IMPORTANT: The throttle position sensor must remain connected to its electrical connector for this test to function. You'll need to use a back probe or a wire piercing probe to access the signal within the wire. You can see an example of this tool here: Wire Piercing Probe.

OK, let's start testing:


  1. 1

    Select Volts DC mode on your multimeter.

  2. 2

    Probe the circuit labeled with the number 2 in the photo with the red multimeter test lead, using an appropriate tool to pierce the wire.

  3. 3

    Ground the black multimeter test lead directly on the battery negative (-) terminal.

  4. 4

    Turn the Key On with the engine Off.

    Your multimeter should register about 0.9 to 1 Volt (this voltage specification might vary a little bit on your vehicle).


  1. 5

    Manually rotate the throttle plate by hand as you eye-ball the multimeter's voltage readings.

  2. 6

    The multimeter's initial voltage reading should increase smoothly as you open the throttle plate to its Wide Open Position. At Wide Open Throttle, the reading on your multimeter should read about 4.5 to 4.9 Volts DC.

  3. 7

    Now, slowly release the throttle plate to its fully closed position, all the while observing the multimeter's reading.

  4. 8

    The multimeter's voltage reading should decrease in a smooth and linear fashion back to the exact same voltage you noticed in step 5.


  1. 9

    OK, now have your helper lightly tap the TP sensor with the butt of a screw-driver's handle (or something similar).

  2. 10

    As your helper taps, slowly and smoothly open the throttle to its open-wide position. The readings on your multimeter should increase and max out at about 4.5 to 4.9 Volts DC, at Wide Open Throttle.

  3. 11

    Now, slowly release the throttle back to its closed position. Your multimeter should read the base voltage that you recorded in step 5 of this test.

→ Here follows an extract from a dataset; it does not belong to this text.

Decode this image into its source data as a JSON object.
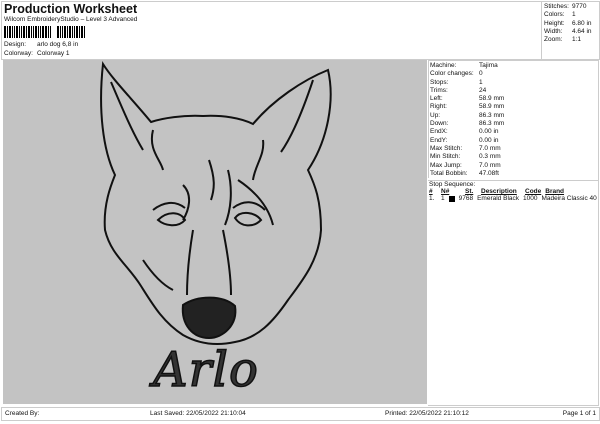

  4. 12

    All the while you've got your eyes glued on the multimeter to see if the tapping affects the voltage readings.

  5. 13

    Repeat this (tapping the throttle position sensor) several times to make sure of your results.

Let's interpret your test results:

CASE 1: The multimeter registered a smooth increase or decrease in voltage. This is the correct test result.

You can conclude that the TP sensor is working OK and is not the cause of the TPS fault code issue. If the fuel injection computer is still setting a TPS trouble code, go to: TPS Code Won't Go Away for a few more suggestions as to what could be causing the TPS diagnostic trouble code (DTC).

CASE 2: The multimeter DID NOT register a smooth increase or decrease in voltage. Your next test is to make sure that the TPS is getting power. Go to: TEST 2: Testing The 5 Volt Reference Signal.

Ford Vehicles:

  • Aerostar 3.0L
    • 1987, 1988, 1989, 1990, 1991, 1992, 1993, 1994, 1995, 1996, 1997
  • Taurus 3.0L
    • 1986, 1987, 1988, 1989, 1990, 1991, 1992, 1993, 1994, 1995, 1996, 1997, 1998, 1999, 2000, 2001, 2002, 2003, 2004, 2005, 2006, 2007

Ford Vehicles:

  • Probe 3.0L
    • 1990, 1991, 1992
  • Ranger 3.0L
    • 1991, 1992, 1993, 1994, 1995, 1996, 1997, 1998, 1999, 2000, 2001, 2002, 2003, 2004, 2005, 2006, 2007, 2008
  • Tempo 3.0L
    • 1992, 1993, 1994

Ford Vehicles:

  • Windstar 3.0L
    • 1995, 1996, 1997, 1998, 1999, 2000

Mercury Vehicles:

  • Sable 3.0L
    • 1986, 1987, 1988, 1989, 1990, 1991, 1992, 1993, 1994, 1995, 1996, 1997, 1998, 1999, 2000, 2001, 2002, 2003, 2004, 2005

Mercury Vehicles:

  • Topaz 3.0L
    • 1992, 1993, 1994

Mazda Vehicles:

  • B3000 3.0L
    • 1994, 1995, 1996, 1997, 1998, 1999, 2000, 2001, 2002, 2003, 2004, 2005, 2006, 2007